state only the sticks which held the gold. On reaching Jutland,
he exchanged his present attire for his ancient demeanour,
which he had adopted for righteous ends . . .
Covered with filth, he entered the banquet-room
where his own obsequies were being held, and struck all
men utterly aghast, rumour having falsely noised abroad
his death. At last terror melted into mirth, and the guests
jeered and taunted one another, that he, whose last rites
they were celebrating as though he were dead, should appear
in the flesh. When he was asked concerning his comrades,
he pointed to the sticks he was carrying, and said, "Here
is both the one and the other." This he observed with
equal truth and pleasantry . . . for it pointed at the weregild
of the slain as though it were themselves.
Thereon, wishing to bring the company into
a gayer mood, he joined the cupbearers, and diligently did
the office of plying the drink. Then, to prevent his loose
dress hampering his walk, he girded his sword upon his side,
and purposely drawing it several times, pricked his fingers
with its point. The bystanders accordingly had both sword
and scabbard riveted across with an iron nail. Then, to
smooth the way more safely to his plot, he went to the lords
and plied them heavily with draught upon draught, and drenched
them all so deep in wine, that their feet were made feeble
with drunkenness, and they turned to rest within the palace,
making their bed where they had revelled ...
So he took out of his bosom the stakes he
had long ago prepared, and went into the building, where
the ground lay covered with the bodies of the nobles wheezing
off their sleep and their debauch. Then, cutting away its
supports, he brought down the hanging his mother had knitted,
which covered the inner as well as the outer walls of the

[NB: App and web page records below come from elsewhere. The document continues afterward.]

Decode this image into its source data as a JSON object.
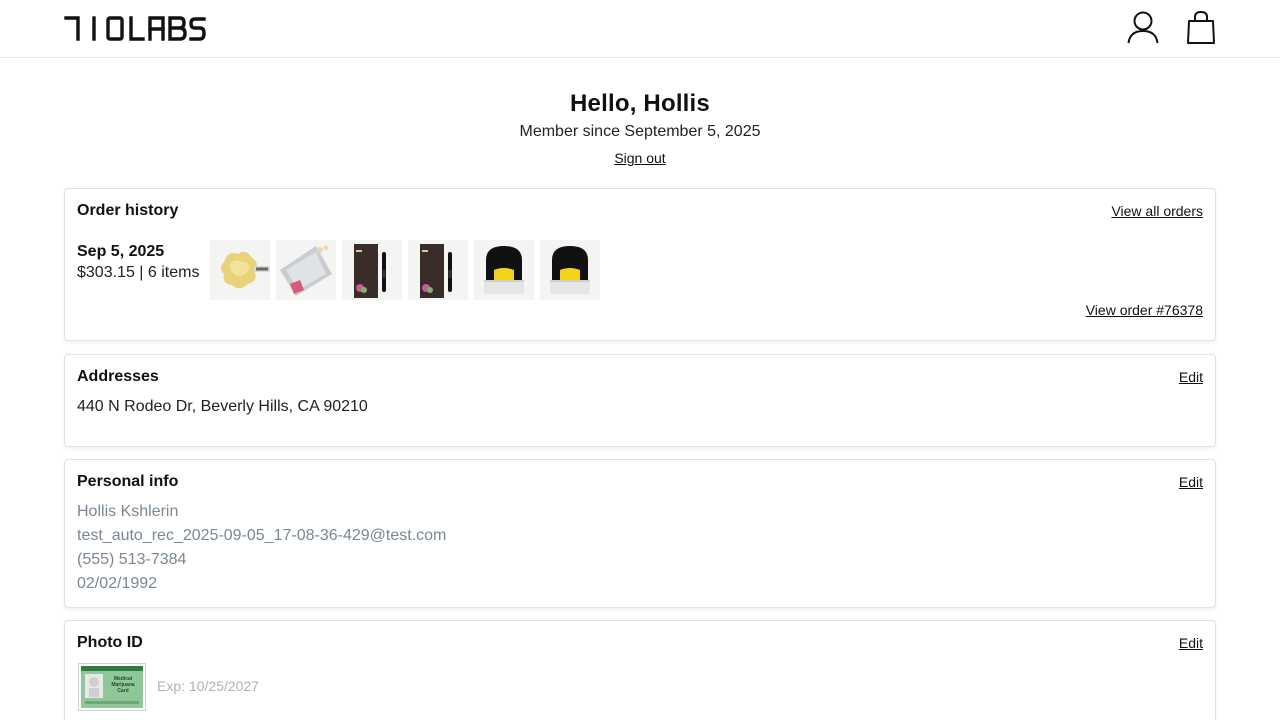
{
  "header": {
    "logo_text": "710LABS",
    "account_icon": "user-icon",
    "cart_icon": "shopping-bag-icon"
  },
  "profile": {
    "greeting": "Hello, Hollis",
    "member_since": "Member since September 5, 2025",
    "sign_out": "Sign out"
  },
  "order_history": {
    "title": "Order history",
    "view_all": "View all orders",
    "orders": [
      {
        "date": "Sep 5, 2025",
        "summary": "$303.15 | 6 items",
        "view_label": "View order #76378",
        "items": [
          {
            "icon": "concentrate-product-image"
          },
          {
            "icon": "foil-pouch-product-image"
          },
          {
            "icon": "vape-pen-box-product-image"
          },
          {
            "icon": "vape-pen-box-product-image"
          },
          {
            "icon": "pod-cartridge-product-image"
          },
          {
            "icon": "pod-cartridge-product-image"
          }
        ]
      }
    ]
  },
  "addresses": {
    "title": "Addresses",
    "edit": "Edit",
    "lines": [
      "440 N Rodeo Dr, Beverly Hills, CA 90210"
    ]
  },
  "personal_info": {
    "title": "Personal info",
    "edit": "Edit",
    "name": "Hollis Kshlerin",
    "email": "test_auto_rec_2025-09-05_17-08-36-429@test.com",
    "phone": "(555) 513-7384",
    "dob": "02/02/1992"
  },
  "photo_id": {
    "title": "Photo ID",
    "edit": "Edit",
    "card_title": "Medical Marijuana Card",
    "expiry": "Exp: 10/25/2027"
  },
  "colors": {
    "text": "#111111",
    "muted": "#7a8794",
    "faint": "#aab3bc",
    "border": "#e2e2e2",
    "card_green": "#8fc79a"
  }
}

hall. This he flung upon the snorers, and then applying
the crooked stakes, he knotted and bound them in such insoluble
intricacy, that not one of the men beneath, however hard

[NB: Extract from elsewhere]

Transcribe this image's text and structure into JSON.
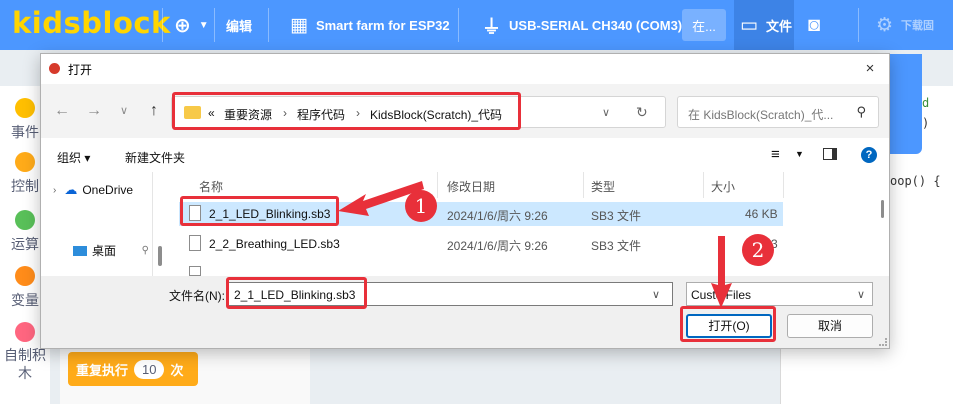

he might struggle, could contrive to rise. After this he
set fire to the palace. The flames spread, scattering the
conflagration far and wide. It enveloped the whole dwelling,
destroyed the palace, and burnt them all while they were
either buried in deep sleep or vainly striving to arise.
Then he went to the chamber of Fengo, who
had before this been conducted by his train into his pavilion;
plucked up a sword that chanced to be hanging to the bed,
and planted his own in its place. Then, awakening his uncle,
he told him that his nobles were perishing in the flames,
and that Amleth was here, armed with his old crooks to help
him, and thirsting to exact the vengeance, now long overdue,
for his father's murder. Fengo, on hearing this, leapt from
his couch, but was cut down while, deprived of his own sword,
he strove in vain to draw the strange one . . . O valiant
Amleth, and worthy of immortal fame, who being shrewdly
armed with a feint of folly, covered a wisdom too high for
human wit under a marvellous disguise of silliness! and
not only found in his subtlety means to protect his own
safety, but also by its guidance found opportunity to avenge
his father. By this skillful defence of himself, and strenuous
revenge for his parent, he has left it doubtful whether
we are to think more of his wit or his bravery.